**AIM OF THE EXERCISE:** Every line of the records below that has the word "JSON" should be copied.

---- EXCERPTED RECORDS

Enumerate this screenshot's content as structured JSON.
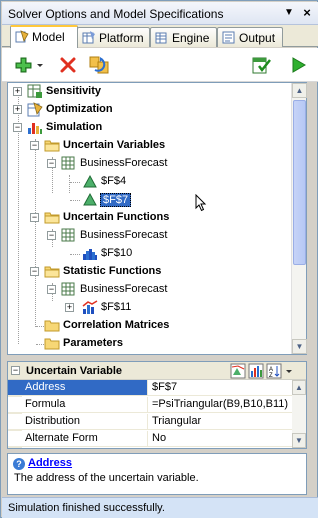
{
  "window": {
    "title": "Solver Options and Model Specifications",
    "pin_glyph": "▼",
    "close_glyph": "×"
  },
  "tabs": [
    {
      "label": "Model",
      "active": true
    },
    {
      "label": "Platform",
      "active": false
    },
    {
      "label": "Engine",
      "active": false
    },
    {
      "label": "Output",
      "active": false
    }
  ],
  "toolbar": {
    "add_icon": "add-icon",
    "delete_icon": "delete-icon",
    "refresh_icon": "refresh-icon",
    "analyze_icon": "analyze-icon",
    "solve_icon": "solve-icon"
  },
  "tree": {
    "sensitivity": "Sensitivity",
    "optimization": "Optimization",
    "simulation": "Simulation",
    "uncertain_variables": "Uncertain Variables",
    "uv_sheet": "BusinessForecast",
    "uv_item1": "$F$4",
    "uv_item2": "$F$7",
    "uncertain_functions": "Uncertain Functions",
    "uf_sheet": "BusinessForecast",
    "uf_item1": "$F$10",
    "statistic_functions": "Statistic Functions",
    "sf_sheet": "BusinessForecast",
    "sf_item1": "$F$11",
    "correlation_matrices": "Correlation Matrices",
    "parameters": "Parameters"
  },
  "properties": {
    "category": "Uncertain Variable",
    "rows": [
      {
        "name": "Address",
        "value": "$F$7"
      },
      {
        "name": "Formula",
        "value": "=PsiTriangular(B9,B10,B11)"
      },
      {
        "name": "Distribution",
        "value": "Triangular"
      },
      {
        "name": "Alternate Form",
        "value": "No"
      }
    ]
  },
  "description": {
    "title": "Address",
    "text": "The address of the uncertain variable."
  },
  "status": {
    "text": "Simulation finished successfully."
  },
  "colors": {
    "selection": "#316ac5",
    "tab_highlight": "#ffc83c",
    "status_bg": "#d4e3f6"
  }
}
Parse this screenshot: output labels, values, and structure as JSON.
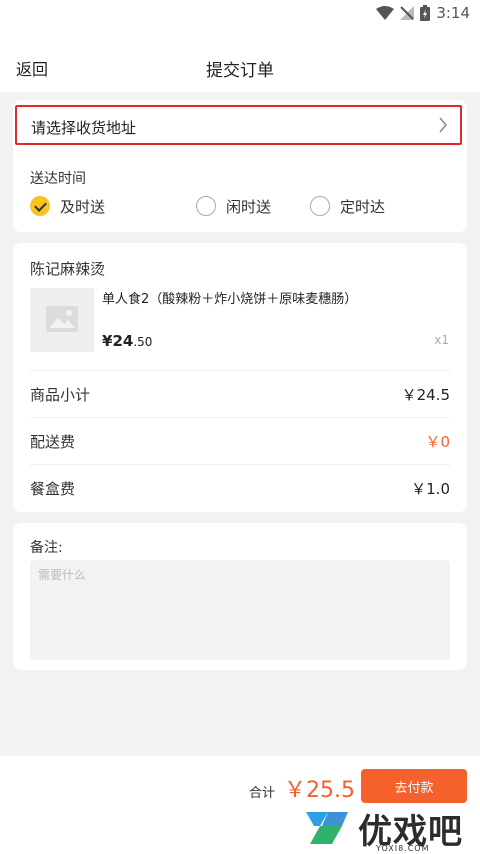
{
  "status_bar": {
    "time": "3:14",
    "icons": [
      "wifi-icon",
      "no-signal-icon",
      "battery-charging-icon"
    ]
  },
  "header": {
    "back_label": "返回",
    "title": "提交订单"
  },
  "address": {
    "label": "请选择收货地址",
    "icon": "chevron-right-icon"
  },
  "delivery": {
    "title": "送达时间",
    "options": [
      {
        "label": "及时送",
        "checked": true
      },
      {
        "label": "闲时送",
        "checked": false
      },
      {
        "label": "定时达",
        "checked": false
      }
    ]
  },
  "order": {
    "shop_name": "陈记麻辣烫",
    "item": {
      "name": "单人食2（酸辣粉＋炸小烧饼＋原味麦穗肠）",
      "price_symbol": "¥",
      "price_int": "24",
      "price_dec": ".50",
      "qty": "x1",
      "image_icon": "image-placeholder-icon"
    },
    "summary": [
      {
        "label": "商品小计",
        "value": "￥24.5"
      },
      {
        "label": "配送费",
        "value": "￥0"
      },
      {
        "label": "餐盒费",
        "value": "￥1.0"
      }
    ]
  },
  "remark": {
    "label": "备注:",
    "placeholder": "需要什么"
  },
  "footer": {
    "total_label": "合计",
    "total_amount": "￥25.5",
    "pay_label": "去付款"
  },
  "watermark": {
    "text": "优戏吧",
    "sub": "YOXI8.COM"
  },
  "colors": {
    "accent": "#f5612d",
    "check": "#f9c31f",
    "highlight_border": "#e02b2b",
    "background": "#f2f2f2"
  }
}
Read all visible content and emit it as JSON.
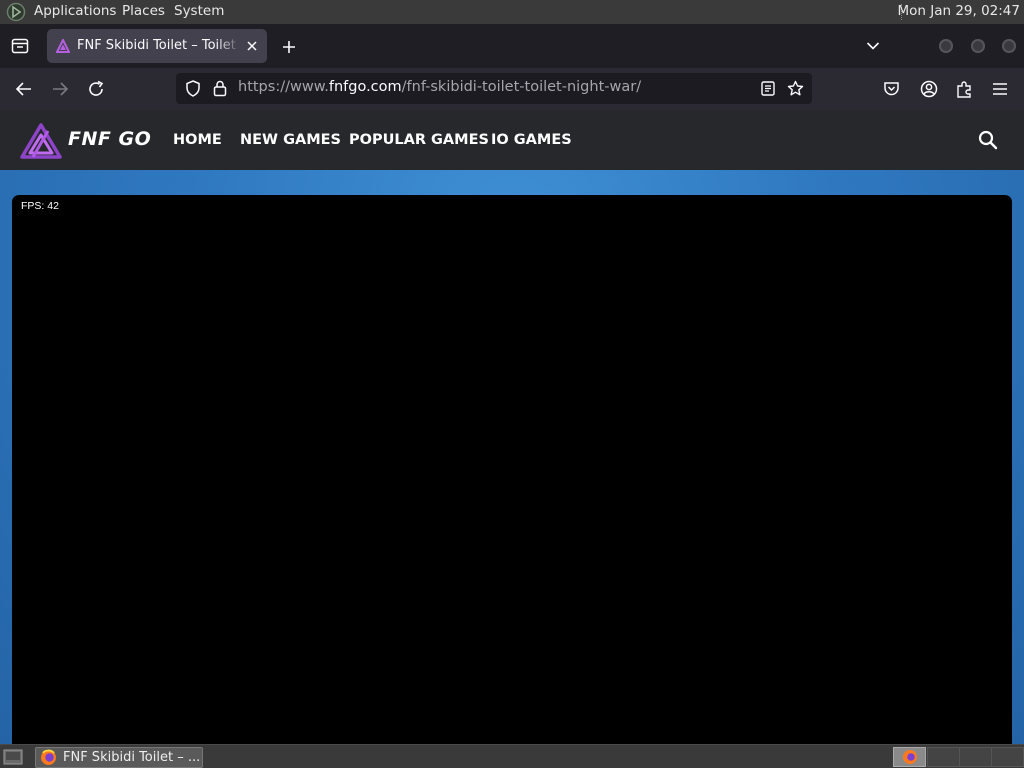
{
  "top_panel": {
    "menus": [
      "Applications",
      "Places",
      "System"
    ],
    "clock": "Mon Jan 29, 02:47"
  },
  "browser": {
    "tab": {
      "title": "FNF Skibidi Toilet – Toilet Night War"
    },
    "url": {
      "prefix": "https://www.",
      "host": "fnfgo.com",
      "path": "/fnf-skibidi-toilet-toilet-night-war/"
    }
  },
  "site": {
    "logo_text": "FNF GO",
    "nav": [
      "HOME",
      "NEW GAMES",
      "POPULAR GAMES",
      "IO GAMES"
    ]
  },
  "game": {
    "fps_text": "FPS: 42"
  },
  "taskbar": {
    "window_title": "FNF Skibidi Toilet – ..."
  },
  "colors": {
    "site_accent": "#9b4dca",
    "page_blue": "#2f78c0",
    "header_bg": "#27282c"
  }
}
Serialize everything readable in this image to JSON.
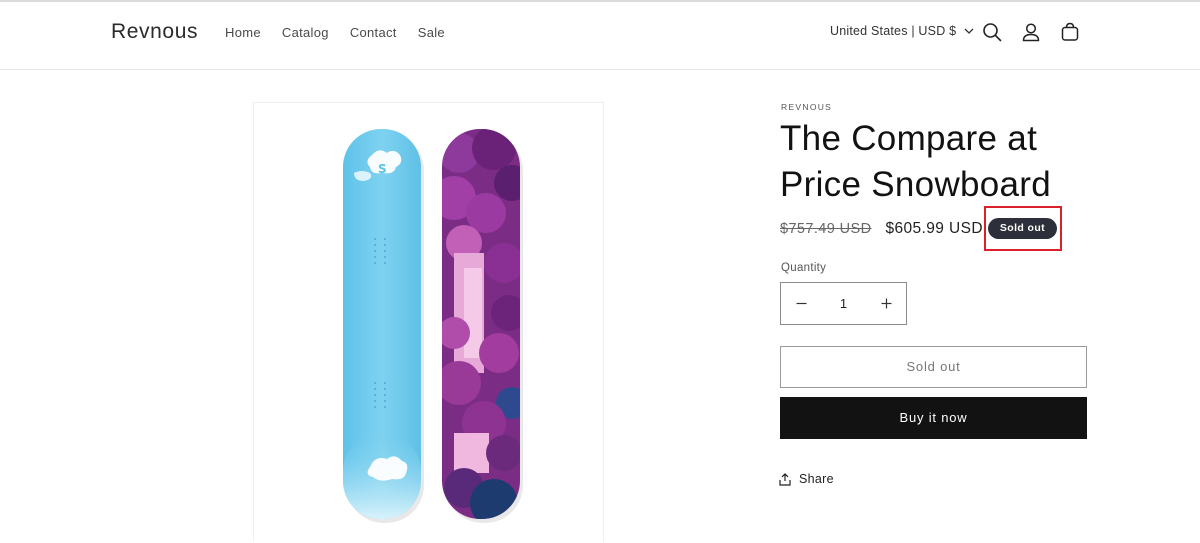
{
  "header": {
    "logo": "Revnous",
    "nav": [
      {
        "label": "Home"
      },
      {
        "label": "Catalog"
      },
      {
        "label": "Contact"
      },
      {
        "label": "Sale"
      }
    ],
    "locale_label": "United States | USD $",
    "icons": [
      "search-icon",
      "account-icon",
      "cart-icon"
    ]
  },
  "product": {
    "vendor": "REVNOUS",
    "title": "The Compare at Price Snowboard",
    "compare_price": "$757.49 USD",
    "price": "$605.99 USD",
    "badge": "Sold out",
    "quantity_label": "Quantity",
    "quantity_value": "1",
    "sold_out_button": "Sold out",
    "buy_now_button": "Buy it now",
    "share_label": "Share"
  },
  "colors": {
    "badge_bg": "#2d303a",
    "highlight_box": "#d8212d",
    "buy_button_bg": "#121212",
    "board_left": "#6ec9eb",
    "board_right": "#7a2e86"
  }
}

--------

**TASK RESULT:**
Enumerate this screenshot's content as structured JSON.
Parse this screenshot: output labels, values, and structure as JSON.
Read all visible content and emit it as JSON.
Serialize everything readable in this image to JSON.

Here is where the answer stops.